I read that after the two recent murders, there are fears of a vendetta and further bloodshed. But don't worry people. Our police have no such information, so we can all sleep soundly. As it's well-known, no criminal activity can occur in this place unless our police know about it in advance. In another development, Hollywood producers are considering filming the next Police Academy comedy here. In fact, my sources - accurate and timely - say that Netflix is closely watching us for inspiration.
"We live in a society where pizzas arrive faster than the police," the French director Chambrol once said. In Cyprus, it's something else. The hitmen arrive faster than anyone, they eat their pizza, carry out their hits, clean up, and disappear, all before the "information" that almost always comes late and sweating.
Hollywood producers are considering filming the next Police Academy comedy here. In fact, my sources - accurate and timely - say that Netflix is closely watching us for inspiration.
There is no information about a new bloodbath, said the Chief of Police. Of course, the last time there was such information, we accidentally gave it to the hitman over the phone. So much order, so much sophistication.
The most worrisome aspect of recent developments - based on unofficial information - is that a particularly ruthless element of foreign nationals, often portrayed as the executioners, seems to be establishing itself in the underworld's feuds, with all that implies. So, the only certainty is that if the police don't act promptly and decisively, they risk becoming spectators to the tragic events that will follow.
In other news, the Deputy Minister of Tourism declares a risk of losing the Israeli market if the war continues, in order to fulfill the adage, "oulli lesin tze polesin tzei o straos tzei poune."

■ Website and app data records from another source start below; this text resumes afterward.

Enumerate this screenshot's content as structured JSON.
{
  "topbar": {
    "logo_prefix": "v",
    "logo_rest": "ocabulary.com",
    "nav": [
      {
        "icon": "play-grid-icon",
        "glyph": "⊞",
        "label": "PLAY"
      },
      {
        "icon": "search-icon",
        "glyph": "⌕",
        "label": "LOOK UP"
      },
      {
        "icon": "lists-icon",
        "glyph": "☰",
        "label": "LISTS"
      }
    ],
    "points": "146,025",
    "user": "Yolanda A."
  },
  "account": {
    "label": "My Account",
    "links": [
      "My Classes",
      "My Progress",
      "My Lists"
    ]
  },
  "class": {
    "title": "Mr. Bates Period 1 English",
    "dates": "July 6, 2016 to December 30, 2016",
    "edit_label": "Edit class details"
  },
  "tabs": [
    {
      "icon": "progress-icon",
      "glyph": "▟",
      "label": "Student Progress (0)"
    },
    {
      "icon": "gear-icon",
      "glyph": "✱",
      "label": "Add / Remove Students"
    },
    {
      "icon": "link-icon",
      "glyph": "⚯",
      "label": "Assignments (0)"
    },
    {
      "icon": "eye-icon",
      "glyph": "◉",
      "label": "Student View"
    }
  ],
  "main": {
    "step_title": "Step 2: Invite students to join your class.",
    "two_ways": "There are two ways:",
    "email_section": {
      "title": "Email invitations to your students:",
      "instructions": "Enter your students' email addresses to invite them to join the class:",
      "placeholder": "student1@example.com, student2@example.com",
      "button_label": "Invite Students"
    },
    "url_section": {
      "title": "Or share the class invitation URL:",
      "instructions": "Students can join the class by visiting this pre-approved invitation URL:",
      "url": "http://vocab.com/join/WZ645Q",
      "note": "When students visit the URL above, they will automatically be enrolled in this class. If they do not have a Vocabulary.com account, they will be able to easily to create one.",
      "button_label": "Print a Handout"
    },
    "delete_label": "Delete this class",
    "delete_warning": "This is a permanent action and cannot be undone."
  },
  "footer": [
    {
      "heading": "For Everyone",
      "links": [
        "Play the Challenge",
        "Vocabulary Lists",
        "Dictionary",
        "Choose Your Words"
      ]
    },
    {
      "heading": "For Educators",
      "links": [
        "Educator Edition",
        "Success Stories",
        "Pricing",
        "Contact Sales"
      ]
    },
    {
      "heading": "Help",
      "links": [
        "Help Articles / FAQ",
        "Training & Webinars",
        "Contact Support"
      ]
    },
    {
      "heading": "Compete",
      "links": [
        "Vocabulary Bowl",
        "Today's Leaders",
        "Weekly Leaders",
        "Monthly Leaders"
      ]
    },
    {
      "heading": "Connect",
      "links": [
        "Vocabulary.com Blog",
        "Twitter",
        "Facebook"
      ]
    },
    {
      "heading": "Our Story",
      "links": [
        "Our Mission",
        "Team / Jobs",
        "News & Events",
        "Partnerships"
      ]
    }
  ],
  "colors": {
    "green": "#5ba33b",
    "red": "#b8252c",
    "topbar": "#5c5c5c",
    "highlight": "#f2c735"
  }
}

Let's not forget, of course, that in a diametrically opposite reading of the situation, another minister talked about "opportunities that the war can create for us." A little empathy never hurt, my dear friends. Let's at least observe diplomatic formalities. Some developments should be studied in-depth without being publicly commented on. And some comments should stay where they belong, namely, in the coffeehouses.
[This opinion piece was translated from its Greek original and may not express the exact tone or nuance as it was written in its original language]